Rachna Shah


Chronicles of ‘Dilly Dilly’

If it’s not too late to comment on the Super Bowl commercials, I’ll offer the following observation: I read the article about the Bud Light commercials (“‘Dilly Dilly!’: The Story Behind the Ad Catchphrase of Season,” Feb. 4) and watched for it during the Super Bowl. Upon receiving cases of Bud Light, the king exclaims, “Dilly! Dilly!” the same way an American might say, “excellent” or a Brit “jolly good.” I missed the “viral” use of the catchphrase on the Internet, but I knew I had heard it before.

Finally, I went to my bookshelf and pulled out C.S. Lewis’ epic The Last Battle, the last book of the acclaimed Chronicles of Narnia series. There, on Page 100, Shift, an evil talking Ape who has sought to corrupt Narnia, is goading the Narnians and their friends to enter a mysterious Stable, where they might — or might not — meet their doom.

When Shift suggests one of the Dwarfs go first, the head Dwarf, Griffle, responds, “Dilly, dilly, come and be killed! How do we know what you’ve got in there?”

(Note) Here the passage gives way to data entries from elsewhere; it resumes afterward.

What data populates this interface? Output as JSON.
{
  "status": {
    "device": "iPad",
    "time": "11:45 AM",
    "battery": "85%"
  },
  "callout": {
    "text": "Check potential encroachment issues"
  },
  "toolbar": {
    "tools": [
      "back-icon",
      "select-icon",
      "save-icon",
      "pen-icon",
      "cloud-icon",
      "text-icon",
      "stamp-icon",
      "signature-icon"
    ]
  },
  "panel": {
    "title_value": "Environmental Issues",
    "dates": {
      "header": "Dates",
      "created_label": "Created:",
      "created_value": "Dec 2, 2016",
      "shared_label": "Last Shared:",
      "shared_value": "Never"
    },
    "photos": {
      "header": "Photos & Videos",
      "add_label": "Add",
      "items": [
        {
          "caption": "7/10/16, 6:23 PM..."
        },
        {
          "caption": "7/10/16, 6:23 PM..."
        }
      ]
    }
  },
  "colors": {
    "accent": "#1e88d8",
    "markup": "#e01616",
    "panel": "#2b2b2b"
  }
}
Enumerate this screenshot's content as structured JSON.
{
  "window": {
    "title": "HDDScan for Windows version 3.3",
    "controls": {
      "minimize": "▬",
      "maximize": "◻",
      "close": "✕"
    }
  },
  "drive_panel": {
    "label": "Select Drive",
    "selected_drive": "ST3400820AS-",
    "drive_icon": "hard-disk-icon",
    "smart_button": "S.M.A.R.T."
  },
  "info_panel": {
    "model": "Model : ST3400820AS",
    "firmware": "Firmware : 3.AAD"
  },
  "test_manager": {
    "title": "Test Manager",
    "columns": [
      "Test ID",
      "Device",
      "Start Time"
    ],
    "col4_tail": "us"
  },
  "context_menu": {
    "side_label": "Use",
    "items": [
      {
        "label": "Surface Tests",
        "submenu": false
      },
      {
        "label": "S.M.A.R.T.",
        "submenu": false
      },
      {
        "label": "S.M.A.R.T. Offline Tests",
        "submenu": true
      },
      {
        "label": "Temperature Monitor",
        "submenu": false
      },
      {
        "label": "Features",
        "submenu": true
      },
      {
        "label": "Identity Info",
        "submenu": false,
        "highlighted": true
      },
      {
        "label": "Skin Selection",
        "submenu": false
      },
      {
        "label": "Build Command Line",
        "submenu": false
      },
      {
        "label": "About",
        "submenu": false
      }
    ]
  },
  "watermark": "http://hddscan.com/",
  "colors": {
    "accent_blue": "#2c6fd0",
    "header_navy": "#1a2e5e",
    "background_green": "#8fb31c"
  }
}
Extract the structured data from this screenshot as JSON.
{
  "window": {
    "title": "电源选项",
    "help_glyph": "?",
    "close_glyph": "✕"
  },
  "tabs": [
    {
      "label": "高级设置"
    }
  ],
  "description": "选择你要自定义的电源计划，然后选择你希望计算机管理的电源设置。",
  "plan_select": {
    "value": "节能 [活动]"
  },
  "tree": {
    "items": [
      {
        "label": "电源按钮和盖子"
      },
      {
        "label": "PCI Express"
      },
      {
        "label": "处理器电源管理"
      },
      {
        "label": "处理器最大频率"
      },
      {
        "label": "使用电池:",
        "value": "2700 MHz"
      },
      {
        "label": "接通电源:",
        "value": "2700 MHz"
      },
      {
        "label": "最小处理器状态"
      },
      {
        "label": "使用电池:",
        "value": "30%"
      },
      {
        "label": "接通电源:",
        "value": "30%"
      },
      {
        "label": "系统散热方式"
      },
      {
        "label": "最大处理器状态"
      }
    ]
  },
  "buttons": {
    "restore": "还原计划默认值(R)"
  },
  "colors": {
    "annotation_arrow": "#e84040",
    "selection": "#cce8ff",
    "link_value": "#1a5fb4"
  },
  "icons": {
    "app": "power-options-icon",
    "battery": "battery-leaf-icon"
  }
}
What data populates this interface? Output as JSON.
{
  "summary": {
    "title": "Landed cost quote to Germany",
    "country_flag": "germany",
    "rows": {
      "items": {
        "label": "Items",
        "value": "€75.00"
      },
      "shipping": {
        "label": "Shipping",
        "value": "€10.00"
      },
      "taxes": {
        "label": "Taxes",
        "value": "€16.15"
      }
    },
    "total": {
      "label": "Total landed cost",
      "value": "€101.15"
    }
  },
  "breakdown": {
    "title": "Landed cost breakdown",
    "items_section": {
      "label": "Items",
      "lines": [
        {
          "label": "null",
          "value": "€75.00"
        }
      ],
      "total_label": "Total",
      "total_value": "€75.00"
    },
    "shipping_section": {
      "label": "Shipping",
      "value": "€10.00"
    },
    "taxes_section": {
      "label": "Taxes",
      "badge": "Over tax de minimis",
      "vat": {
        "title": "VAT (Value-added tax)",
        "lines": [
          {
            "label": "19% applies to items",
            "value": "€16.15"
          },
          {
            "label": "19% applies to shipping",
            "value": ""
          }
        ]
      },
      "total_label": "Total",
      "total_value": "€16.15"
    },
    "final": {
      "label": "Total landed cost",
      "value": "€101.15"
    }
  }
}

The Last Battle was published in 1956.

Margo Howland-Mastro

White River Junction